The Culinary Arts program works in all areas of foodservice and restaurant management. Students gain knowledge and workplace readiness skills for general studies of industry practices with multiple opportunities afforded through their experience and time here. Student skills are fostered and honed for work place readiness and/or post-secondary transition.
Culinary Arts I
This course is open to all 10th, 11th and 12th grade students interested in a career in culinary arts or a related hospitality field. In addition to focusing on culinary fundamentals, students will receive instruction in personal and professional development.
Culinary Arts II & III
This course offers continued exposure and hands-on learning in multiple areas of the food service industry including a la carte cooking, career and college planning, supervision and management and event planning. In addition, students will receive continued guidance in personal and professional development in preparation for post-secondary training in culinary arts, baking and pastry, restaurant management, or for entry level positions in the food service industry.
This class is an option for all students who have participated in and met Culinary Arts I proficiencies.
Over the course of the two-year program students may earn:
Embedded Credit: Math (.5 credit per year)
Credential: National Career Readiness Certificate; ServSafe Manager Certification
Dual Enrollment: ServSafe (3 credits Transfer to Post-Secondary)
(One Period Electives)
Baker’s Apprentice: Introduction to Bakeshop
Some say baking is a science. However, if you have a strong grasp of basic cooking principles and understanding of taste and flavor, pastry can be just as intuitive as cooking. Knowing the relationship between basic ingredients (flour, butter, sugar, yeast, etc.) can give insight to the final outcome. Students coming into this program will be exposed to various techniques and products associated with the pastry kitchen. Students will cover paste, dough, lamination, cakes, and many other confections.

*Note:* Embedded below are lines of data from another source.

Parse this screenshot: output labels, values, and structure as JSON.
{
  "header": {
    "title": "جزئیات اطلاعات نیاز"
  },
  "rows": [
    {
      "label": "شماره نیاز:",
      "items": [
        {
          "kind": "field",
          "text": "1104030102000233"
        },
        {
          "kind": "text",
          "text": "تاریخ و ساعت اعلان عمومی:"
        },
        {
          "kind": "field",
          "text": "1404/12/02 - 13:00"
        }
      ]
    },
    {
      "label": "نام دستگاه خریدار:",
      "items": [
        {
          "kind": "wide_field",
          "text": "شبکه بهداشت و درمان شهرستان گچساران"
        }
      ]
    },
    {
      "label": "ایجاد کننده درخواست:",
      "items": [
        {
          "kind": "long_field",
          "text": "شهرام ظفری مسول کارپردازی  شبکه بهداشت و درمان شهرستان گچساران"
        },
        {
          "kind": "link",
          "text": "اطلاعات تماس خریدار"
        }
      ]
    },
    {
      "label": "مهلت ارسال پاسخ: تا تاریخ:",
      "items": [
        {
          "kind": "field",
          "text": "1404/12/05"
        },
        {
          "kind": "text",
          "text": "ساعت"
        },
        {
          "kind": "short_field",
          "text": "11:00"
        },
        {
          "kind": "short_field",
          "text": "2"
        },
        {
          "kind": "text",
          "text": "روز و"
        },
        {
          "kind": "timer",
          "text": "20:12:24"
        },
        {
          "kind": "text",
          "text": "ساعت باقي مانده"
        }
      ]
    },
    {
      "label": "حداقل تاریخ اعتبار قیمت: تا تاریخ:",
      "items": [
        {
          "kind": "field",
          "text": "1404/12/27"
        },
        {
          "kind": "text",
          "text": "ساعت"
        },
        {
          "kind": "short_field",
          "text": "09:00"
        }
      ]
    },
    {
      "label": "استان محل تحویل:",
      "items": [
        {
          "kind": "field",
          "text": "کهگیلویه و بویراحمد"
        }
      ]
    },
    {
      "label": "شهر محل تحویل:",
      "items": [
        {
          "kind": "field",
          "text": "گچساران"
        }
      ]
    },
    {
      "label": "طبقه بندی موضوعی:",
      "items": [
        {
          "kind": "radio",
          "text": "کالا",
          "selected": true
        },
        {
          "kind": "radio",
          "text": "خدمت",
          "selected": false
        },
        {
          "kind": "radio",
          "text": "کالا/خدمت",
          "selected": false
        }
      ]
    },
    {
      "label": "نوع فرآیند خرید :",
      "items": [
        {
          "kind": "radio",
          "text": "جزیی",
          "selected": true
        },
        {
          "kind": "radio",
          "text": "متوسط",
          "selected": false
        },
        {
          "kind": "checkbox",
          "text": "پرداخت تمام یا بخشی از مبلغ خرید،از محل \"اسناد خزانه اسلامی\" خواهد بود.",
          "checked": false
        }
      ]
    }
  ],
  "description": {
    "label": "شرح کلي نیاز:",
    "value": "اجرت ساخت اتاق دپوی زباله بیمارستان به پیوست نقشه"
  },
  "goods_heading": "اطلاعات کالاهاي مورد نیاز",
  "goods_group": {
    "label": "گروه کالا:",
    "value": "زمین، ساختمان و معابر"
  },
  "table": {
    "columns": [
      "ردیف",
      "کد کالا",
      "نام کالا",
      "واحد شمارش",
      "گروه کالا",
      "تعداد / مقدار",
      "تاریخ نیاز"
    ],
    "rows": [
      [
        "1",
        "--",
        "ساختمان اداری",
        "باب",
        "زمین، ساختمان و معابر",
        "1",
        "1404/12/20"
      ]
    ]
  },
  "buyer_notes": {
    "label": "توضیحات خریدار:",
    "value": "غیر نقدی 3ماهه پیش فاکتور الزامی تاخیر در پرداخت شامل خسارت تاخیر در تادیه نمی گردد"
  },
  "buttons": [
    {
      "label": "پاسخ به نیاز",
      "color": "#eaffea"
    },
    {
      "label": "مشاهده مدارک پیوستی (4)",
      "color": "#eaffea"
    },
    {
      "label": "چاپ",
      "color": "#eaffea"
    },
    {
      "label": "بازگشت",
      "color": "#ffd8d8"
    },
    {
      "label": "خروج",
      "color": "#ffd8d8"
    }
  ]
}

The Kitchen Garden
Once a phrase that brought images of a small herb-based plot to mind, the contemporary kitchen garden has become more substantial and sustainable. The number of food service professionals “growing their own” is on the rise and many operations employ full time gardeners to tend their gardens and orchards. Savvy operators are developing relationships with local farmers in an increasing effort to control the quality of their product and support their communities. In addition, chef-gardeners gain a deeper appreciation and respect for the food that they grow. This newfound respect for basic produce becomes evident in the marketing of these products on menus and in the quality of the finished plates. Whether you are trying to cut your produce bill, provide specialty garnishes, or “get away from it all” for an hour a day, creating a kitchen garden will inspire you to become a better chef.